(Data records)
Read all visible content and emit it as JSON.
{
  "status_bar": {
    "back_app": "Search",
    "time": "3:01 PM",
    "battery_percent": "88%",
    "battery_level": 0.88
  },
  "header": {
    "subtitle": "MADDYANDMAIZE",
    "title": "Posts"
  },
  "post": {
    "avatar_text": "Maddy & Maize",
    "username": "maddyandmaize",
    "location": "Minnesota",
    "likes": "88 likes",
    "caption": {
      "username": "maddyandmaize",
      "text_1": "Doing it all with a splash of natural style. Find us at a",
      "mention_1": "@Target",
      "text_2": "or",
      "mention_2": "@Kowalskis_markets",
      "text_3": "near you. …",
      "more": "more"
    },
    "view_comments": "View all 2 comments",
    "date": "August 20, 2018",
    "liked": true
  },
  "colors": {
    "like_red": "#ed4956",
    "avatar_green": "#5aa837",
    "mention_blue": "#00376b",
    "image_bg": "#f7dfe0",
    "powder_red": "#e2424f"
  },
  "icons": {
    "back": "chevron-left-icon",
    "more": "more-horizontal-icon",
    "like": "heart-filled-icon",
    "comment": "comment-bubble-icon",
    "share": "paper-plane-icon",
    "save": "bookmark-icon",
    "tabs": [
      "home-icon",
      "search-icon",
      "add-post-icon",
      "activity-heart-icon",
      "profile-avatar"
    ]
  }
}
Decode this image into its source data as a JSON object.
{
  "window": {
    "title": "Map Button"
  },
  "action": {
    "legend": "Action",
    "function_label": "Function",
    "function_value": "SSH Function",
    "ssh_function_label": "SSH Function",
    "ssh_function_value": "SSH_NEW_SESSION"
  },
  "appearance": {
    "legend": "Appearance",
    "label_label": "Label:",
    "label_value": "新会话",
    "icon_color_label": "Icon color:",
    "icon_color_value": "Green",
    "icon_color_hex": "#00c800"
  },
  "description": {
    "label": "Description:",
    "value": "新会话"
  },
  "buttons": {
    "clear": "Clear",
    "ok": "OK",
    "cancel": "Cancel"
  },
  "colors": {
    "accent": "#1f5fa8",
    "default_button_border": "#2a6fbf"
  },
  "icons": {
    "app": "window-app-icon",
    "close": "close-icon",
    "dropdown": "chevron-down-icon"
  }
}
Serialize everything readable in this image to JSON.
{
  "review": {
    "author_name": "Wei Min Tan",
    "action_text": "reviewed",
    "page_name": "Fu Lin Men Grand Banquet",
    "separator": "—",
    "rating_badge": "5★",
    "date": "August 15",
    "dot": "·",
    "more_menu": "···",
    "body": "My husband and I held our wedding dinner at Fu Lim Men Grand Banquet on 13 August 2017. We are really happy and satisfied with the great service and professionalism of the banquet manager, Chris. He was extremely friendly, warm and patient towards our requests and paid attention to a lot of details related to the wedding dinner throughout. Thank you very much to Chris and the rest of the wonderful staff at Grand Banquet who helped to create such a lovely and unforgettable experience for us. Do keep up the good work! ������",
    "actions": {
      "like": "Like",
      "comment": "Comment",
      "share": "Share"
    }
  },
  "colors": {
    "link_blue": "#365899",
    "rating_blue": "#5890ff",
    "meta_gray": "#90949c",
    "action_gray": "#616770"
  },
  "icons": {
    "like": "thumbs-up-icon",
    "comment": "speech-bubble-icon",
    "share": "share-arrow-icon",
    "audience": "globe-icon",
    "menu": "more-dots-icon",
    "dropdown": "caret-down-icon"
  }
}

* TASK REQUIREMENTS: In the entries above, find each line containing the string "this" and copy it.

* WRITTEN RESPONSE:
Decode this image into its source data as a JSON object.
Serialize everything readable in this image to JSON.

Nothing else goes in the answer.